As a professional painter, I am able to quickly rattle off what kind of paint would be most suitable for a project because I’ve been painting for over 25 years. I understand though that most homeowners who either employ someone like myself or do it entirely themselves would like to know more about what they are buying. Please do not feel obligated to memorize this guide as most paint stores will have staff that can reinforce what I am telling you here, but let is serve as something you can refer back to for your painting projects. I will also suggest some brands that I’ve relied on over the years that consistently perform. Picking the wrong paint could mean you have to completely repaint so don’t just shrug this off! Without further adieu, here is a room-by-room guide on what type of paint to buy for each room in your house.
For the Kitchen: A high-grade washable latex satin or if you are on a budget, a semi-gloss latex. If you don’t like shiny walls, go with the higher-end washable satin coating. Of course, the shinier you go, the more washable it is. Emerald or Duration are great paint brands for this purpose.
Trim, Doors and Cabinets: Go with a latex enamel, semi-gloss is typically recommended because it is the most washable. Consider this sheen for all the higher-traffic areas of your home.
Living Room & Bedrooms: Any satin or egg shell finish. I personally recommend Harmony for zero VOC (volatile organic compounds).
Bathrooms: Much like my recommendation for kitchens, I suggest using a high-grade washable latex satin or a semi-gloss latex. Anti-microbial paints are recommended for bathrooms due to moisture. They inhibit the growth of mold and mildew. Duration and Emerald have these characteristics included.
Ceilings: A dead-flat or “matte” finish. I say this for any wall/room/ceiling that has anything to hide.
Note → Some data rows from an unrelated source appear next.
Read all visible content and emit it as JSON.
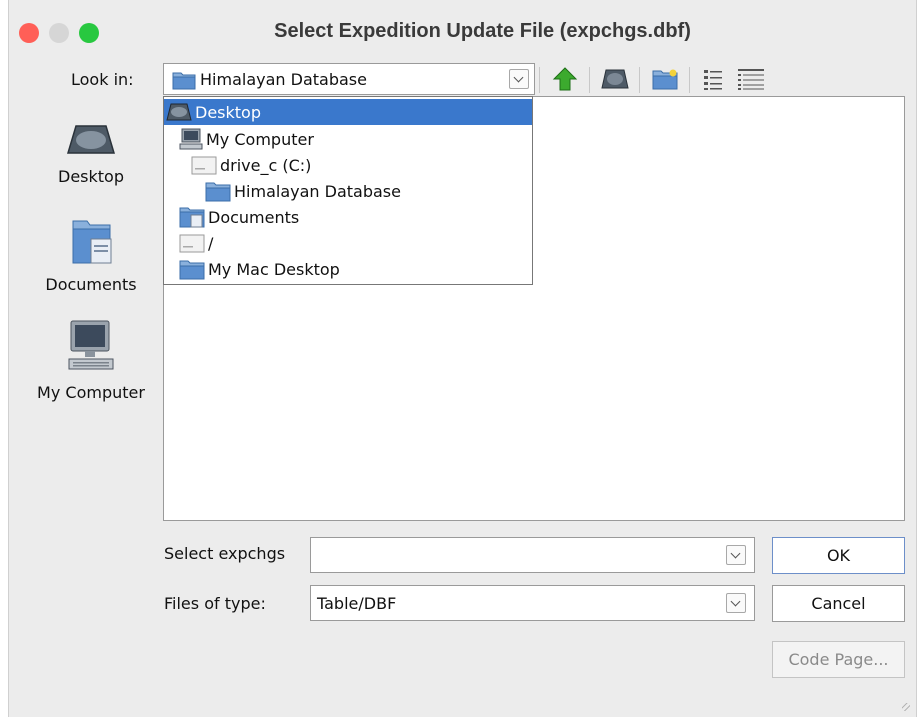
{
  "window": {
    "title": "Select Expedition Update File (expchgs.dbf)"
  },
  "lookin": {
    "label": "Look in:",
    "value": "Himalayan Database"
  },
  "toolbar": {
    "icons": [
      "up-folder-icon",
      "desktop-icon",
      "new-folder-icon",
      "list-view-icon",
      "details-view-icon"
    ]
  },
  "places": [
    {
      "label": "Desktop",
      "icon": "desktop-icon"
    },
    {
      "label": "Documents",
      "icon": "documents-icon"
    },
    {
      "label": "My Computer",
      "icon": "computer-icon"
    }
  ],
  "dropdown": {
    "items": [
      {
        "label": "Desktop",
        "icon": "desktop-icon",
        "selected": true
      },
      {
        "label": "My Computer",
        "icon": "computer-icon"
      },
      {
        "label": "drive_c (C:)",
        "icon": "drive-icon"
      },
      {
        "label": "Himalayan Database",
        "icon": "folder-icon"
      },
      {
        "label": "Documents",
        "icon": "documents-icon"
      },
      {
        "label": "/",
        "icon": "drive-icon"
      },
      {
        "label": "My Mac Desktop",
        "icon": "folder-icon"
      }
    ]
  },
  "form": {
    "select_label": "Select expchgs",
    "select_value": "",
    "type_label": "Files of type:",
    "type_value": "Table/DBF"
  },
  "buttons": {
    "ok": "OK",
    "cancel": "Cancel",
    "code_page": "Code Page..."
  },
  "colors": {
    "selection": "#3a78cc",
    "folder": "#5b8fcf",
    "up_arrow": "#3caa2e"
  }
}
Flat sheens are great because they absorb light rather than reflect it so they draw less attention to imperfections. A good product is Eminence as it has self-priming characteristics so you can put it over raw drywall or newly-textured ceilings. This product also has anti-microbial characteristics. Flat finishes are recommended because they don’t reflect light as much. Ceilings tend to catch the most light. Show less imperfections and less flashing.
New Drywall: You can use a drywall primer and then use any of the interior paints recommended above or you can use a self-priming coating (paint and primer in one). Sherwin carries a brand carries two brands that accomplish this: Super Paint and Cashmere.
Sources: A Sherwin Williams Manager and TheSpruce.com